> _DIRECTIONS_
In the listing below, find each line with the string "Correction" and report it.

-- -- --

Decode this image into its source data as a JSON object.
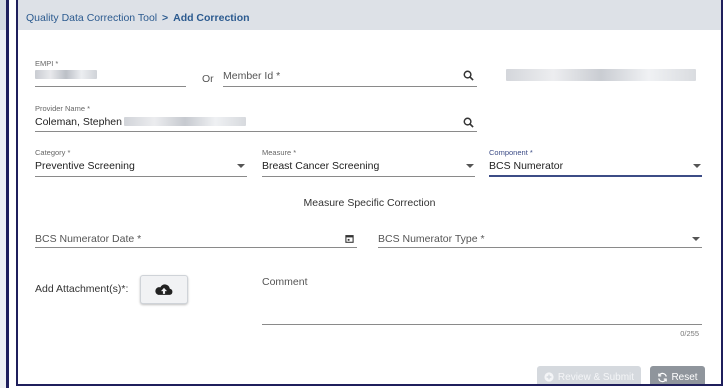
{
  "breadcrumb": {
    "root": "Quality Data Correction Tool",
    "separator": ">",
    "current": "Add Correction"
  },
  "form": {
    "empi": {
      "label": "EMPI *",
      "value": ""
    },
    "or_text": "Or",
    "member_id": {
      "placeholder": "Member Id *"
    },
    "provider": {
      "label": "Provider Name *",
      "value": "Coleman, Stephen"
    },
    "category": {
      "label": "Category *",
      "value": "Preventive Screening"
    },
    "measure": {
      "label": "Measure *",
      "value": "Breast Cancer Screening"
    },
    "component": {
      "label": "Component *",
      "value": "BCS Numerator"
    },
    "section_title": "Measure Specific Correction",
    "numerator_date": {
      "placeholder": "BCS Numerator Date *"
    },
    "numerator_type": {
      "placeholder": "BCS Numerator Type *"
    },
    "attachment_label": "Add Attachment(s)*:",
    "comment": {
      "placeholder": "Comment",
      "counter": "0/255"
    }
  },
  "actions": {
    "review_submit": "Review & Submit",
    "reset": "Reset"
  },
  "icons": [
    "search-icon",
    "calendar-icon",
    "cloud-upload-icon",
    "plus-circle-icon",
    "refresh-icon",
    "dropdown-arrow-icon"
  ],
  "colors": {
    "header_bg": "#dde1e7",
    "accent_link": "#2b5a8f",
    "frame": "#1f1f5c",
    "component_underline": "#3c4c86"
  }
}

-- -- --

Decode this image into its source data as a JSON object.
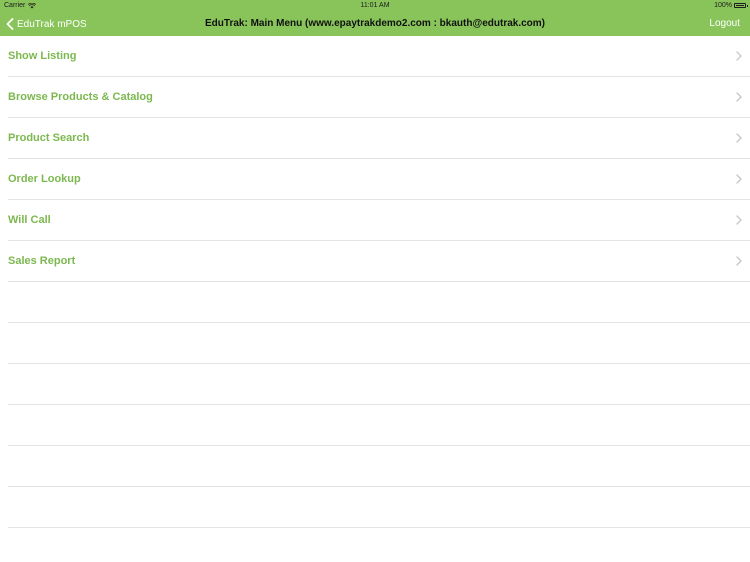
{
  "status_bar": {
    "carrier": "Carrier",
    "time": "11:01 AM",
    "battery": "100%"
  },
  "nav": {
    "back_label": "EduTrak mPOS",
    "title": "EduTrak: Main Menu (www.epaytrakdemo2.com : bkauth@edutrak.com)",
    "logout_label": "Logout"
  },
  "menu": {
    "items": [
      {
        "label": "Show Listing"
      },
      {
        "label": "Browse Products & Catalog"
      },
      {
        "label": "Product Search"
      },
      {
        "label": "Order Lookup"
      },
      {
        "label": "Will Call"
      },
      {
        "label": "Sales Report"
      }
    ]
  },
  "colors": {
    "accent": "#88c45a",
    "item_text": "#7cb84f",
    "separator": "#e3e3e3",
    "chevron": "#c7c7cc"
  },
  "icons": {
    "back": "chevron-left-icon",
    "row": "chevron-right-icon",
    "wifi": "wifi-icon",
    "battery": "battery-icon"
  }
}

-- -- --

> _FINISHED TASK_
    "root": "Quality Data Correction Tool",
    "current": "Add Correction"
    "section_title": "Measure Specific Correction",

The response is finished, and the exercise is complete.